● TASK BRIEF: Quote all entries in full, exactly.

● GIVEN RECORDS:
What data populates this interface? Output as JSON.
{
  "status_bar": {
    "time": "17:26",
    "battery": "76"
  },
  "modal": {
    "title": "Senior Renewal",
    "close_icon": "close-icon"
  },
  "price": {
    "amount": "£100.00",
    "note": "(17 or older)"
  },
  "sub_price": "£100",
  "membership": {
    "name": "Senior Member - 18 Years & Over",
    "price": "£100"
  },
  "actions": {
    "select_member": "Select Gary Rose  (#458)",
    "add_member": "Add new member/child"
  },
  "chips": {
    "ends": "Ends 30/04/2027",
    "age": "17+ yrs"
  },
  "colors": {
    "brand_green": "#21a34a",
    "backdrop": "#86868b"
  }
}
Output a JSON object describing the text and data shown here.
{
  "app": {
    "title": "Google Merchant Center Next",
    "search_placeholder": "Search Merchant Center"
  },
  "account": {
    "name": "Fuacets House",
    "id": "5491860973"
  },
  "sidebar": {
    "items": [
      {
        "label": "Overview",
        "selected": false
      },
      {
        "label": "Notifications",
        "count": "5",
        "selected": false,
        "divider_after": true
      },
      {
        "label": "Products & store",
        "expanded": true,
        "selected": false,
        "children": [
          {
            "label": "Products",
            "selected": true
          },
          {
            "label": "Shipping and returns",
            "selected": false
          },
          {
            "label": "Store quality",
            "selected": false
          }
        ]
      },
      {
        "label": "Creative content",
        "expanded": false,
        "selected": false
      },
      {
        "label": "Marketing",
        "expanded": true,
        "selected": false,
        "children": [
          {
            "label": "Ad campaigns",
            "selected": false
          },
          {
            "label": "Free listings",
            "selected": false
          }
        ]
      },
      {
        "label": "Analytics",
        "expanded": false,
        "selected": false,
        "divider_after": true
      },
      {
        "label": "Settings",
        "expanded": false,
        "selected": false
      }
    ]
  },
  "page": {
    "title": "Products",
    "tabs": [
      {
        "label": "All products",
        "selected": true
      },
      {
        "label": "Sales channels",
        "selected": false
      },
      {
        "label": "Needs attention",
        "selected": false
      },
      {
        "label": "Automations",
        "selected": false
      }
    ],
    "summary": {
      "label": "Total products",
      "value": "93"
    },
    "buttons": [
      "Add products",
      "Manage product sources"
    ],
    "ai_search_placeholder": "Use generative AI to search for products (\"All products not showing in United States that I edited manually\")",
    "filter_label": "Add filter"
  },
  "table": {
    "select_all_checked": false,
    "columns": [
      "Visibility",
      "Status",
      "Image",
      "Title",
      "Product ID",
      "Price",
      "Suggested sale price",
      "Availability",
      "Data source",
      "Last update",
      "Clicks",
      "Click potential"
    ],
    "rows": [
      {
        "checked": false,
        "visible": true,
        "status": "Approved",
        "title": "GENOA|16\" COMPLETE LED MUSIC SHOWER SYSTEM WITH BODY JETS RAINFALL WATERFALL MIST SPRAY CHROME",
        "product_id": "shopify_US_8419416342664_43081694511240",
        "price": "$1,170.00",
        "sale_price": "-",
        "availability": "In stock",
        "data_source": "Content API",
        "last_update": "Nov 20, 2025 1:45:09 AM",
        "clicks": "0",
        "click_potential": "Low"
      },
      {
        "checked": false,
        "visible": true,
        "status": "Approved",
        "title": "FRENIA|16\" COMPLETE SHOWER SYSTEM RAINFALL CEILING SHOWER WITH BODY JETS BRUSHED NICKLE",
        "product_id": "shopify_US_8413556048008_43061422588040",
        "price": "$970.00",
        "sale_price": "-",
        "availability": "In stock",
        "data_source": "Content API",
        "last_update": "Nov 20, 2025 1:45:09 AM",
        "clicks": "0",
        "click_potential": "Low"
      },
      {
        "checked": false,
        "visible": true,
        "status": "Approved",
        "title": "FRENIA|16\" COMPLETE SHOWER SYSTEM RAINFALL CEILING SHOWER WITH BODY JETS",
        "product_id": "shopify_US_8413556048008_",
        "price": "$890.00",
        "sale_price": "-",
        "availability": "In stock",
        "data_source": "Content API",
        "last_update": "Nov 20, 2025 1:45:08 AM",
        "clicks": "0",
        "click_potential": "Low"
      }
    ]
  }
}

● ANSWER FOR THE TASK:
What data populates this interface? Output as JSON.
{
  "status_bar": {
    "time": "17:26",
    "battery": "76"
  },
  "modal": {
    "title": "Senior Renewal",
    "close_icon": "close-icon"
  },
  "price": {
    "amount": "£100.00",
    "note": "(17 or older)"
  },
  "sub_price": "£100",
  "membership": {
    "name": "Senior Member - 18 Years & Over",
    "price": "£100"
  },
  "actions": {
    "select_member": "Select Gary Rose  (#458)",
    "add_member": "Add new member/child"
  },
  "chips": {
    "ends": "Ends 30/04/2027",
    "age": "17+ yrs"
  },
  "colors": {
    "brand_green": "#21a34a",
    "backdrop": "#86868b"
  }
}
Output a JSON object describing the text and data shown here.
{
  "app": {
    "title": "Google Merchant Center Next",
    "search_placeholder": "Search Merchant Center"
  },
  "account": {
    "name": "Fuacets House",
    "id": "5491860973"
  },
  "sidebar": {
    "items": [
      {
        "label": "Overview",
        "selected": false
      },
      {
        "label": "Notifications",
        "count": "5",
        "selected": false,
        "divider_after": true
      },
      {
        "label": "Products & store",
        "expanded": true,
        "selected": false,
        "children": [
          {
            "label": "Products",
            "selected": true
          },
          {
            "label": "Shipping and returns",
            "selected": false
          },
          {
            "label": "Store quality",
            "selected": false
          }
        ]
      },
      {
        "label": "Creative content",
        "expanded": false,
        "selected": false
      },
      {
        "label": "Marketing",
        "expanded": true,
        "selected": false,
        "children": [
          {
            "label": "Ad campaigns",
            "selected": false
          },
          {
            "label": "Free listings",
            "selected": false
          }
        ]
      },
      {
        "label": "Analytics",
        "expanded": false,
        "selected": false,
        "divider_after": true
      },
      {
        "label": "Settings",
        "expanded": false,
        "selected": false
      }
    ]
  },
  "page": {
    "title": "Products",
    "tabs": [
      {
        "label": "All products",
        "selected": true
      },
      {
        "label": "Sales channels",
        "selected": false
      },
      {
        "label": "Needs attention",
        "selected": false
      },
      {
        "label": "Automations",
        "selected": false
      }
    ],
    "summary": {
      "label": "Total products",
      "value": "93"
    },
    "buttons": [
      "Add products",
      "Manage product sources"
    ],
    "ai_search_placeholder": "Use generative AI to search for products (\"All products not showing in United States that I edited manually\")",
    "filter_label": "Add filter"
  },
  "table": {
    "select_all_checked": false,
    "columns": [
      "Visibility",
      "Status",
      "Image",
      "Title",
      "Product ID",
      "Price",
      "Suggested sale price",
      "Availability",
      "Data source",
      "Last update",
      "Clicks",
      "Click potential"
    ],
    "rows": [
      {
        "checked": false,
        "visible": true,
        "status": "Approved",
        "title": "GENOA|16\" COMPLETE LED MUSIC SHOWER SYSTEM WITH BODY JETS RAINFALL WATERFALL MIST SPRAY CHROME",
        "product_id": "shopify_US_8419416342664_43081694511240",
        "price": "$1,170.00",
        "sale_price": "-",
        "availability": "In stock",
        "data_source": "Content API",
        "last_update": "Nov 20, 2025 1:45:09 AM",
        "clicks": "0",
        "click_potential": "Low"
      },
      {
        "checked": false,
        "visible": true,
        "status": "Approved",
        "title": "FRENIA|16\" COMPLETE SHOWER SYSTEM RAINFALL CEILING SHOWER WITH BODY JETS BRUSHED NICKLE",
        "product_id": "shopify_US_8413556048008_43061422588040",
        "price": "$970.00",
        "sale_price": "-",
        "availability": "In stock",
        "data_source": "Content API",
        "last_update": "Nov 20, 2025 1:45:09 AM",
        "clicks": "0",
        "click_potential": "Low"
      },
      {
        "checked": false,
        "visible": true,
        "status": "Approved",
        "title": "FRENIA|16\" COMPLETE SHOWER SYSTEM RAINFALL CEILING SHOWER WITH BODY JETS",
        "product_id": "shopify_US_8413556048008_",
        "price": "$890.00",
        "sale_price": "-",
        "availability": "In stock",
        "data_source": "Content API",
        "last_update": "Nov 20, 2025 1:45:08 AM",
        "clicks": "0",
        "click_potential": "Low"
      }
    ]
  }
}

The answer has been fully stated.